Causes of a credit score drop

Photo: greenside8/ 

Q. I authorized my husband as a cardholder on my Amex card to help him re-establish his credit almost a year ago. I canceled the card a month ago because I felt it was the right time. My husband now tell me that his credit score went down 94 points because I canceled the card. I cannot buy into this theory. Is it true that I actually did hurt his credit score?
— Turmoil in the house

A. It is actually possible that removing that card from your husband’s credit report did change the score.

Michael Gibney, a certified financial planner with Highland Financial in Riverdale, said these five factors affect your credit score:

1. Payment history, which shows whether or not you’ve paid on time.
2. Amounts owed or “utilization” (relative to your credit limit. If, for example, you have a limit of $5,000 and your balance is $4,500, this is not good for your score, Gibney said.
3. Length of credit history, which shows how long you have a been a borrower.
4. New credit, such as if you’ve applied for a lot of credit lately, such as opening new credit card accounts or applied for new loans.
5. Types of credit in use, such as mortgages vs. installment loans vs. revolving credit. If your history is all one type, this could ding your score, Gibney says.

He said he believes canceling the card in and of itself may not have been a factor, but if the change means your husband has a shorter credit history, that could hurt. 

It could also have lowered his available balances, which could put his “utilization” score out of whack.

Gibney recommends a free service called Credit Karma, which offers credit scores to consumers.

“The great thing about Credit Karma — other than it being free — is that it provides details of what is affecting your score,” Gibney said.

But keep in mind that when lenders look at your as a borrower, they’re not looking at a credit score from Credit Karma. It’s probably looking at scores directly from FICO or the credit bureaus, and these may all be a little different.

Your husband should be sure to check his credit reports annually — he can do that for free once a year — to make sure all the items listed are accurate. You can do that at

Email your questions to .

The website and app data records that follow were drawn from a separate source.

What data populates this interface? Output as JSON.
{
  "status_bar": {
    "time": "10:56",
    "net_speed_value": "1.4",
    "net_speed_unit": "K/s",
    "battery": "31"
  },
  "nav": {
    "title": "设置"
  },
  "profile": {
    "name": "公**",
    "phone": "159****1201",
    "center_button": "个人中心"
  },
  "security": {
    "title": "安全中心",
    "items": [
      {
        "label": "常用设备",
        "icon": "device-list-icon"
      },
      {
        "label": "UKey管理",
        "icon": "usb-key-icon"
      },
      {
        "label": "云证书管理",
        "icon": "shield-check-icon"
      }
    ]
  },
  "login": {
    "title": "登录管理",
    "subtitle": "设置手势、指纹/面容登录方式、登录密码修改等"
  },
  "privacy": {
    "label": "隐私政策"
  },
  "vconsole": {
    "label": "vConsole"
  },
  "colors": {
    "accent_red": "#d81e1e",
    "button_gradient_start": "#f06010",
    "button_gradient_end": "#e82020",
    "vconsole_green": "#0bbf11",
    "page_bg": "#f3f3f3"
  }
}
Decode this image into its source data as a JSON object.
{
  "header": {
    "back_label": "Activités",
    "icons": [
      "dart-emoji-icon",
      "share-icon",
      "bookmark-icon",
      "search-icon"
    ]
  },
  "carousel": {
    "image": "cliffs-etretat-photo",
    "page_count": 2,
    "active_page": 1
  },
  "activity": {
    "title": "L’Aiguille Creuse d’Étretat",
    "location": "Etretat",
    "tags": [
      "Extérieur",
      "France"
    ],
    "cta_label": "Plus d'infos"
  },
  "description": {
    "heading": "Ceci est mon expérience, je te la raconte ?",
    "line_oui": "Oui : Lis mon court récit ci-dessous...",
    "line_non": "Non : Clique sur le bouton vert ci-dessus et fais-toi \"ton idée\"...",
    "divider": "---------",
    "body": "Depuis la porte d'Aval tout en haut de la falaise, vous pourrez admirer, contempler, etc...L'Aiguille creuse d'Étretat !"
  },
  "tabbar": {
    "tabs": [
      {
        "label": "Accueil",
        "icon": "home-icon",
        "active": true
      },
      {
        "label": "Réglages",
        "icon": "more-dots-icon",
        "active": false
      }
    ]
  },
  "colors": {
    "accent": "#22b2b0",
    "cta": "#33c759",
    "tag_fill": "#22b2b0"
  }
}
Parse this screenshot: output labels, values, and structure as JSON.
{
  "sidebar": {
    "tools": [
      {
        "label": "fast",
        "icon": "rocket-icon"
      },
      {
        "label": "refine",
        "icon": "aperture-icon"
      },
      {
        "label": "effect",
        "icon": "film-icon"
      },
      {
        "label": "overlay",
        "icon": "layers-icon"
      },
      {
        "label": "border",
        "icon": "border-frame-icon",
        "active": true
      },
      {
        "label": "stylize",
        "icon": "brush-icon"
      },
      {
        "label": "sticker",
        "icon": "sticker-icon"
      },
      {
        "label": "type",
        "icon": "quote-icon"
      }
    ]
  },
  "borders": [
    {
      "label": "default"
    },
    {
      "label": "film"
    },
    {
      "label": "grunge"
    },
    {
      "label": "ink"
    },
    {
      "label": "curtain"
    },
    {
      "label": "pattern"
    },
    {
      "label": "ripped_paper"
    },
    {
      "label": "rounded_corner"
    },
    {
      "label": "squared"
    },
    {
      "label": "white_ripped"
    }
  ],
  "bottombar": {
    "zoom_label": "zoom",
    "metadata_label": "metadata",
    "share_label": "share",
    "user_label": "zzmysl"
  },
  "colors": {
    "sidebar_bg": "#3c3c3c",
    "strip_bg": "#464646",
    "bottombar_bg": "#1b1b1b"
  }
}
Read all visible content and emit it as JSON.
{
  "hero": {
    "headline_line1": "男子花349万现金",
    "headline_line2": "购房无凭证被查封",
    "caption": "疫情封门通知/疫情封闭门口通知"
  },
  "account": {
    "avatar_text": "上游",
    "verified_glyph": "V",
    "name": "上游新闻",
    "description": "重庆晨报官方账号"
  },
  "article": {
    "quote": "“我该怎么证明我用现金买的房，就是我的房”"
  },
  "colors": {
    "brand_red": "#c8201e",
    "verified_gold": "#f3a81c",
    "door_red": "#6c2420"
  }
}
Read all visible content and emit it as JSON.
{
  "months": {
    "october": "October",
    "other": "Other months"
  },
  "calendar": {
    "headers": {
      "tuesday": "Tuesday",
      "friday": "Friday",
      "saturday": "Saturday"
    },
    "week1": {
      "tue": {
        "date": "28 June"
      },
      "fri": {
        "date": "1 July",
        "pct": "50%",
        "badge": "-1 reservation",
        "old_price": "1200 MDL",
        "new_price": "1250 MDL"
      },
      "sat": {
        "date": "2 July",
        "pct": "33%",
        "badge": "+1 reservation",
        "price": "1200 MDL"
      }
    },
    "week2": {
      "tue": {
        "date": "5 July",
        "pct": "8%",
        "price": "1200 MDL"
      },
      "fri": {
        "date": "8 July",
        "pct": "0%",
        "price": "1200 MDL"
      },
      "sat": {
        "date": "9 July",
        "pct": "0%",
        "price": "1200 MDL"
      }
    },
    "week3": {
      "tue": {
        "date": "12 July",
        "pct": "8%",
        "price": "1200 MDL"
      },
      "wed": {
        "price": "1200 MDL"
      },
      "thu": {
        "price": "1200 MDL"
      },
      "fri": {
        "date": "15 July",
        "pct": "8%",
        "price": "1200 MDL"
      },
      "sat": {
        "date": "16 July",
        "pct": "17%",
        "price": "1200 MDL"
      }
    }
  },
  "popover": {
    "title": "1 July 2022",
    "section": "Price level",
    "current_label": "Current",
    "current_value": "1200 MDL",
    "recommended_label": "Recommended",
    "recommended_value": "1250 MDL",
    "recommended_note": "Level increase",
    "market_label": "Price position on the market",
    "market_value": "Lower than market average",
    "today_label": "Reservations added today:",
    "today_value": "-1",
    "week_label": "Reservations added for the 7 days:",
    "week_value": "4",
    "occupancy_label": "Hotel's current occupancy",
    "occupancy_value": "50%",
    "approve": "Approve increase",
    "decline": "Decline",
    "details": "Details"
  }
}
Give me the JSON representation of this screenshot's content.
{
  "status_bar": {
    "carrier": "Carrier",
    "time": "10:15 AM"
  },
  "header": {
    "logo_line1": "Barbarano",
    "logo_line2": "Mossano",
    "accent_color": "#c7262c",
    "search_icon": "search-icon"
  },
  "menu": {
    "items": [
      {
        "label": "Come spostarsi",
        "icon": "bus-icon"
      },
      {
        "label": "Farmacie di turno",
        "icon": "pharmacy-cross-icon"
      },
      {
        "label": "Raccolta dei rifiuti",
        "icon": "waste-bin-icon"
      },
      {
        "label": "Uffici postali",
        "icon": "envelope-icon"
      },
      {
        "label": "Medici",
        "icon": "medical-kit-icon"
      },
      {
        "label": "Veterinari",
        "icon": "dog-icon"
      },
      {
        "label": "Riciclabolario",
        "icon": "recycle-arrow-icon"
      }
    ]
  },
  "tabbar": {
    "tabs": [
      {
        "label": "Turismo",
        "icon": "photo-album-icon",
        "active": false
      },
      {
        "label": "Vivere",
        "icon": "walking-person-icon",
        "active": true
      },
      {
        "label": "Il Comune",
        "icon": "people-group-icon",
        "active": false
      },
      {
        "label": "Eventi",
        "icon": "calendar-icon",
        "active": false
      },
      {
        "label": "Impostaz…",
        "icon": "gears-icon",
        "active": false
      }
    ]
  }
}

This story was first posted in April 2016. presents certain general financial planning principles and advice, but should never be viewed as a substitute for obtaining advice from a personal professional advisor who understands your unique individual circumstances.